If Maher could be credited with anything, it’s that he has become very good at looking like a serious intellectual who’s occasionally funny without actually being either. No doubt, his fans probably feel they are learning something when they listen to him. But as soon as his captive audience of clapping seals is gone, it becomes immediately apparent that Maher is another thoughtless, out-of-touch celebrity. This was revealed when he interviewed Rep. Dan Crenshaw, who completely refuted Maher’s contention that President Trump was mishandling the Covid response and made Maher look like an idiot.
How Bill Maher Made Comedy More Partisan (and Therefore Worse)
But for all that, shouldn’t Maher be credited with at least reaching across the proverbial political and cultural aisle, and exposing himself to these kinds of moments? Doesn’t this help his audiences put aside some of the differences that they have with other Americans?

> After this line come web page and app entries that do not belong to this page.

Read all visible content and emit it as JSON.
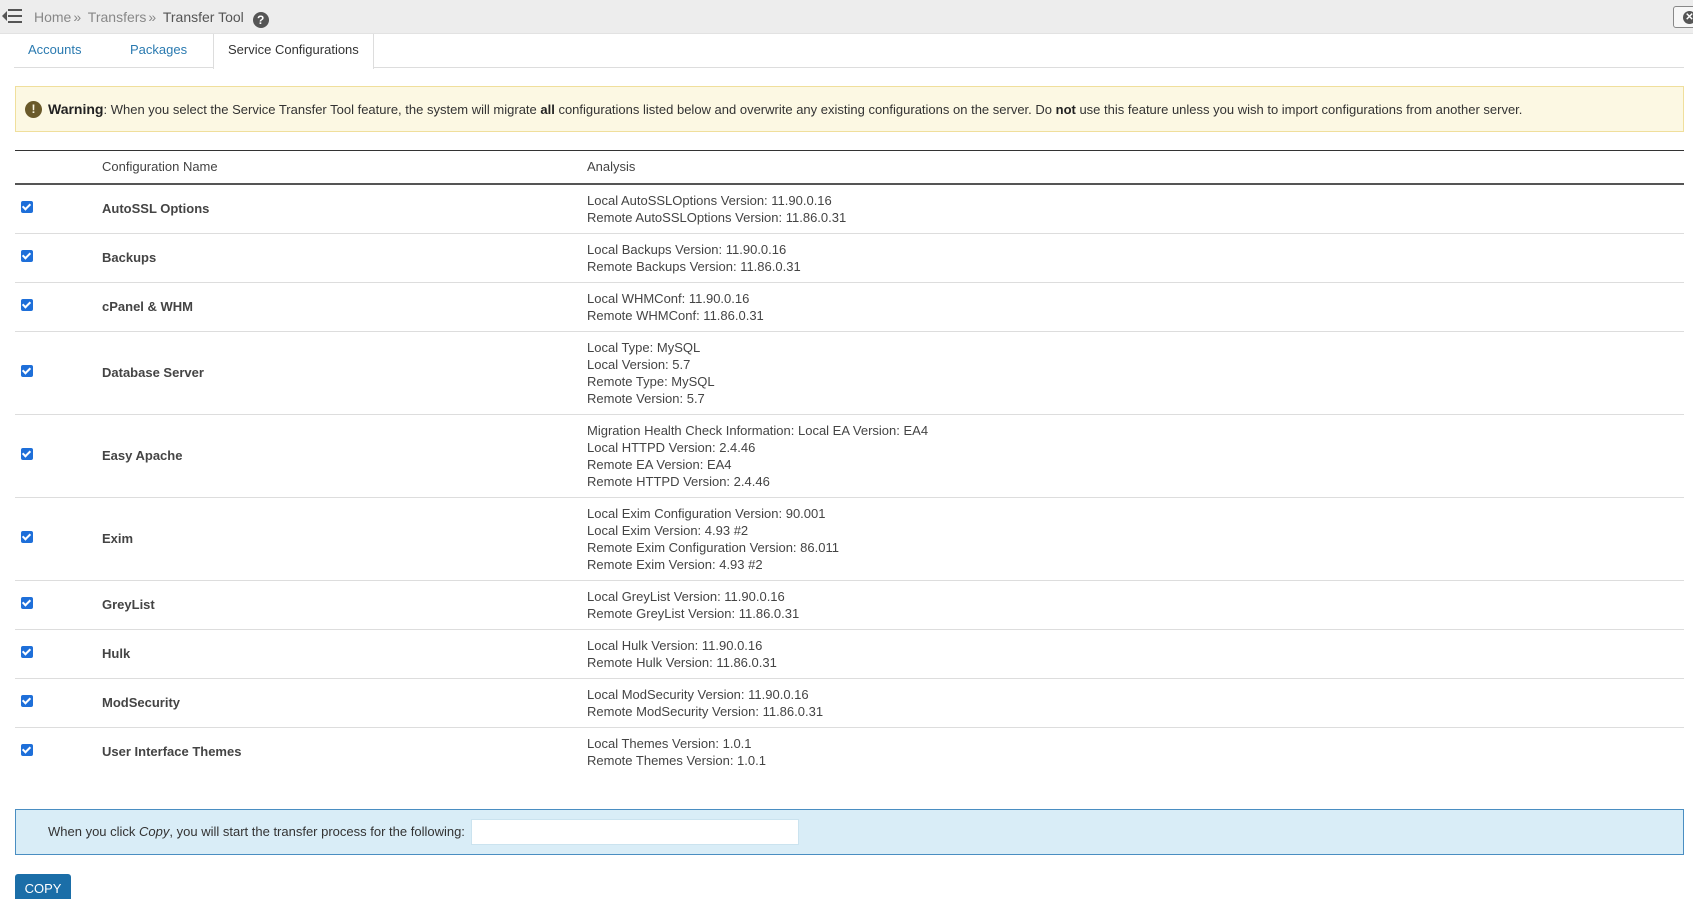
{
  "breadcrumb": {
    "home": "Home",
    "transfers": "Transfers",
    "current": "Transfer Tool",
    "separator": "»",
    "help_icon": "question-circle-icon"
  },
  "tabs": [
    {
      "label": "Accounts",
      "active": false
    },
    {
      "label": "Packages",
      "active": false
    },
    {
      "label": "Service Configurations",
      "active": true
    }
  ],
  "warning": {
    "icon": "exclamation-circle-icon",
    "label": "Warning",
    "text_1": ": When you select the Service Transfer Tool feature, the system will migrate ",
    "emph_1": "all",
    "text_2": " configurations listed below and overwrite any existing configurations on the server. Do ",
    "emph_2": "not",
    "text_3": " use this feature unless you wish to import configurations from another server."
  },
  "table": {
    "headers": {
      "name": "Configuration Name",
      "analysis": "Analysis"
    },
    "rows": [
      {
        "name": "AutoSSL Options",
        "checked": true,
        "analysis": [
          "Local AutoSSLOptions Version: 11.90.0.16",
          "Remote AutoSSLOptions Version: 11.86.0.31"
        ]
      },
      {
        "name": "Backups",
        "checked": true,
        "analysis": [
          "Local Backups Version: 11.90.0.16",
          "Remote Backups Version: 11.86.0.31"
        ]
      },
      {
        "name": "cPanel & WHM",
        "checked": true,
        "analysis": [
          "Local WHMConf: 11.90.0.16",
          "Remote WHMConf: 11.86.0.31"
        ]
      },
      {
        "name": "Database Server",
        "checked": true,
        "analysis": [
          "Local Type: MySQL",
          "Local Version: 5.7",
          "Remote Type: MySQL",
          "Remote Version: 5.7"
        ]
      },
      {
        "name": "Easy Apache",
        "checked": true,
        "analysis": [
          "Migration Health Check Information: Local EA Version: EA4",
          "Local HTTPD Version: 2.4.46",
          "Remote EA Version: EA4",
          "Remote HTTPD Version: 2.4.46"
        ]
      },
      {
        "name": "Exim",
        "checked": true,
        "analysis": [
          "Local Exim Configuration Version: 90.001",
          "Local Exim Version: 4.93 #2",
          "Remote Exim Configuration Version: 86.011",
          "Remote Exim Version: 4.93 #2"
        ]
      },
      {
        "name": "GreyList",
        "checked": true,
        "analysis": [
          "Local GreyList Version: 11.90.0.16",
          "Remote GreyList Version: 11.86.0.31"
        ]
      },
      {
        "name": "Hulk",
        "checked": true,
        "analysis": [
          "Local Hulk Version: 11.90.0.16",
          "Remote Hulk Version: 11.86.0.31"
        ]
      },
      {
        "name": "ModSecurity",
        "checked": true,
        "analysis": [
          "Local ModSecurity Version: 11.90.0.16",
          "Remote ModSecurity Version: 11.86.0.31"
        ]
      },
      {
        "name": "User Interface Themes",
        "checked": true,
        "analysis": [
          "Local Themes Version: 1.0.1",
          "Remote Themes Version: 1.0.1"
        ]
      }
    ]
  },
  "info": {
    "text_1": "When you click ",
    "emph": "Copy",
    "text_2": ", you will start the transfer process for the following:",
    "target_value": ""
  },
  "copy_button": "COPY",
  "colors": {
    "accent": "#1b6ea8",
    "link": "#2a7ab0",
    "warning_bg": "#fcf8e3",
    "info_bg": "#d9edf7",
    "checkbox": "#1e6fd9"
  }
}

A better question to ask is whether Maher’s occasional willingness to dissent from his party and talk with guys like Ben Shapiro has actually done anything to help with political polarization. After all, Maher’s been doing this a very long time, for at least three decades, since his show “Politically Incorrect” aired during the bipartisan golden days of the Clinton administration. Yet, for all his troubles, the left has become far more extreme and the country has become more polarized.
In many ways, Maher deserves much of the blame for this. He was one of the first comedians on television to make political partisanship a central component of his comedy. He preceded Jon Stewart, Stephen Colbert, and all the other talk show hosts who now do the same thing.
Besides amounting to unfunny propaganda, Maher and these comedians’ brand of humor has mostly had the effect of stifling debate and reinforcing leftist orthodoxy. Anyone who dares to work with Republicans or breathes a word of sympathy for conservative ideas will now face the wrath of these court jesters and their followers. As a result, they have largely turned serious political discussions into puerile banter and transformed leftist pundits and politicians into sassy mean girls.
Maher’s willingness to criticize his own side for the sake of a few laughs shouldn’t fool anyone into thinking that there is any serious debate going on with Democrats. There isn’t, and this problem is currently making them increasingly unpopular among American voters and is inhibiting their ability to legislate and govern. Anyone who dares question this, who isn’t an officially recognized provocateur like Bill Maher, will face immediate cancellation.
By contrast, conservatives and Republicans prove their devotion to the marketplace of ideas by arguing with one another all the time, as I’m doing right now. And, as nasty as these debates can be, they do bear fruit. They have made the GOP a stronger party that has more support and better ideas on how to run the country. These debates also make conservative media much more interesting and informative than what one typically gets from the leftist corporate media.
Like the broken clock that has the correct time twice a day, Bill Maher will occasionally come to the right conclusions on current events. However, he is a now rich old man who has done substantial damage to public discourse. Nothing he can say now should merit anyone’s admiration, let alone their attention.